While Japan and South Korea held elaborate nights to fete the participants, China, in contrast, was noticeably absent.
SINGAPORE: As South Korean President Park Geun Hye delivered her address at the World Economic Forum (WEF) in Davos, she would have noticed an unexpected figure in the audience – none other than Japanese Prime Minister Shinzo Abe, seated in the front of the hall.
Abe listened politely as Park spelt out her vision of South Korea as a creative economy, driven by entrepreneurs and innovation.
“The future will be defined by a creative divide,” she said.
“Creativity does not degrade the environment; it unlocks opportunities for sustainable growth. It is inherent to all people and therefore holds promise for inclusive growth.”
A little later in the afternoon, it was Abe’s turn to take to the same podium to address a packed Congress Hall in the Swiss alpine resort where the annual forum is held.
Like Park, he too chose to deliver his speech in English, struggling at times as he outlined his plans to push forward on the next phase of his Abenomics reforms.
He pledged to cut corporate tax, raise the consumption tax, abolish subsidies for rice production and open up Japanese markets.
“It is not twilight but a new dawn that is breaking over Japan,” he declared.
“I am willing to act like a drill bit strong enough to break vested interests. Over the next two years, no vested interests will remain immune from my drill.”
These reforms would help make Japan a vibrant country once again, allowing it to play its part in upholding the peace in the region, based on the rule of law, he said.
Without naming anyone, he made an appeal for Asian countries to curb military spending and boost transparency in defence budgets, as well as for new crisis management mechanisms to be put in place.

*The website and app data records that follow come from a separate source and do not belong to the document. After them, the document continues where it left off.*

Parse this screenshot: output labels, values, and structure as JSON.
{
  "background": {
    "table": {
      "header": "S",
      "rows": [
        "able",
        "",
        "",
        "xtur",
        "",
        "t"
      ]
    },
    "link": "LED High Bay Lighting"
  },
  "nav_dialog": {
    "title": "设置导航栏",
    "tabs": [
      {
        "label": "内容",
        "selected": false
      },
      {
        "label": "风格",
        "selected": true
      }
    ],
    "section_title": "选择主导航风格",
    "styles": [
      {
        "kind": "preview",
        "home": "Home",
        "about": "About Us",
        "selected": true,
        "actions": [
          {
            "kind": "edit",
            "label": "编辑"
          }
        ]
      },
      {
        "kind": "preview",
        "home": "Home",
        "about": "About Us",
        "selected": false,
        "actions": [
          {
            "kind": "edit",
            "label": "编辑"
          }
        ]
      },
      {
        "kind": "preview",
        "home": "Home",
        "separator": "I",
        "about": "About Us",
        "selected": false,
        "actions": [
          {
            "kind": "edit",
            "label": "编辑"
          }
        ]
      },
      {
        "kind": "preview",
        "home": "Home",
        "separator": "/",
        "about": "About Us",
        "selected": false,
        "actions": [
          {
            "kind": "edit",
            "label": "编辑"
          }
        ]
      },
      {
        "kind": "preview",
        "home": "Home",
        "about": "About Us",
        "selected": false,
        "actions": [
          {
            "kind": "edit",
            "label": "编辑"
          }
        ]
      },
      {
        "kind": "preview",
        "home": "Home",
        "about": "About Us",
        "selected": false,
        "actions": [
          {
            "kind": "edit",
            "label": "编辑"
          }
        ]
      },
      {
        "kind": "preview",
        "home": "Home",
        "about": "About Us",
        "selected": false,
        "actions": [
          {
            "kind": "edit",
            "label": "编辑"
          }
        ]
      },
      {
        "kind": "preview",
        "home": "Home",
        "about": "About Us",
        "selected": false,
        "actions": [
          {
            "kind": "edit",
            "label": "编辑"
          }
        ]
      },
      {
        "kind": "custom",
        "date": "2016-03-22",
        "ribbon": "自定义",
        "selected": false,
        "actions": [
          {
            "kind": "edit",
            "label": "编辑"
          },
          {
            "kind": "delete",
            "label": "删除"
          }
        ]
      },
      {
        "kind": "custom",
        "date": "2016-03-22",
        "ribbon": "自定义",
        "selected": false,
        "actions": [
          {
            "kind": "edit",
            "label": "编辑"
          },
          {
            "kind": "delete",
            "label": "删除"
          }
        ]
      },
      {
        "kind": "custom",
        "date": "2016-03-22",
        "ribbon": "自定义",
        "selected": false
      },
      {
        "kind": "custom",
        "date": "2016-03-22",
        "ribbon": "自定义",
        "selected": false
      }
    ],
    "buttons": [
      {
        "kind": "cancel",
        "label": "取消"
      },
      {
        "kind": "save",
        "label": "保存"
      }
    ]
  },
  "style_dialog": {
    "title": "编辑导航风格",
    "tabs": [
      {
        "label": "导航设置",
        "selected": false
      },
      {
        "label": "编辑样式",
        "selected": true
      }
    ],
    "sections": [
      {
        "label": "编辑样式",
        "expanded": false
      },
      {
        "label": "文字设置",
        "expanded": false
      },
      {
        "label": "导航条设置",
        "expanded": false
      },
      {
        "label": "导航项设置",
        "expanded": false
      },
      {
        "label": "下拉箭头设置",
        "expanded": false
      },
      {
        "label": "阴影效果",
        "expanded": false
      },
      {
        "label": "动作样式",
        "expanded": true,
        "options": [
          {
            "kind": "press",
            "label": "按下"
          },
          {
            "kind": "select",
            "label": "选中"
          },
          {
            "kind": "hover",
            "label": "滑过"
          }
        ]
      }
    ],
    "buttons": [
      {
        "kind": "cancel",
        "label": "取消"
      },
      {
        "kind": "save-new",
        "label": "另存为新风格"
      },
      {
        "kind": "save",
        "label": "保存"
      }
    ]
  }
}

“If peace and stability are shaken in Asia, the knock-on effects will be felt around the world,” he warned.
No doubt many in the audience would agree, but they might also have figured that Abe had hardly helped his cause by his recent controversial visit to the Yasukuni shrine, which so upset China and South Korea that they have refused to deal with him.
Given the deep North-East Asian chill, it was no surprise that WEF executive chairman Klaus Schwab commended Abe for attending Park’s talk, in a display of “the best Davos spirit”.
But he also pressed the Japanese leader on his shrine visit, wondering how this helped create the atmosphere for the sort of Asian dialogue Abe said he was seeking.
The prime minister’s response was a well-rehearsed one about the memorial being dedicated to all the war dead of the world, not only Japanese soldiers, and that he had offered prayers that there might be no more wars.
“Japan has sworn an oath never again to wage war,” he said.
“We have never stopped, and continue to be, wishing for the world to be at peace. It is my hope that through Abenomics, we can create a vibrant Japan that can bring peace and prosperity to the region and the world.”
He repeated his call for a summit with his Chinese and South Korean counterparts, saying that the door “was always open” as far as he was concerned.
Not everyone in the audience was convinced, but there was no doubting the determination of the Japanese and South Koreans to make their cases forcefully to this influential crowd.
Both countries held elaborate Japan and Korea nights to fete participants, with the South Koreans even flying in well-loved performer Psy for their much-talked-about event.
China, in contrast, has been noticeably absent. While it did feature in several panels discussing its rise and place in the world, there was a shortage of high-profile Chinese leaders to press their case.
Perhaps the timing of the conference was too close to the Chinese New Year celebrations next week, one delegate ventured, after Schwab revealed that holding this year’s event a little earlier in January had meant that it did not clash with the opening of Parliament in Japan.
That made it possible for Abe to attend.
Of course, China might decide, as is its prerogative, that it does not wish to play the Davos game, wooing the global elite that attends what has been dubbed the “conclave of the world’s capitalists”.
After all, given the size and significance of its economy, it might well wonder why the world’s elite should not gather at a hillside resort in Dalian, rather than Davos, and engage it on its own terms.
Yet, some would see that as a troubling sign of a more self-absorbed China, ill at ease with the modern world and seeking to reshape it to its liking.
How much better it would be if one day before long, Park might look out as she addressed her audience to see China’s President Xi Jinping with Abe seated next to him, engaging in a friendly exchange in the best Davos spirit.
Or is that unthinkable?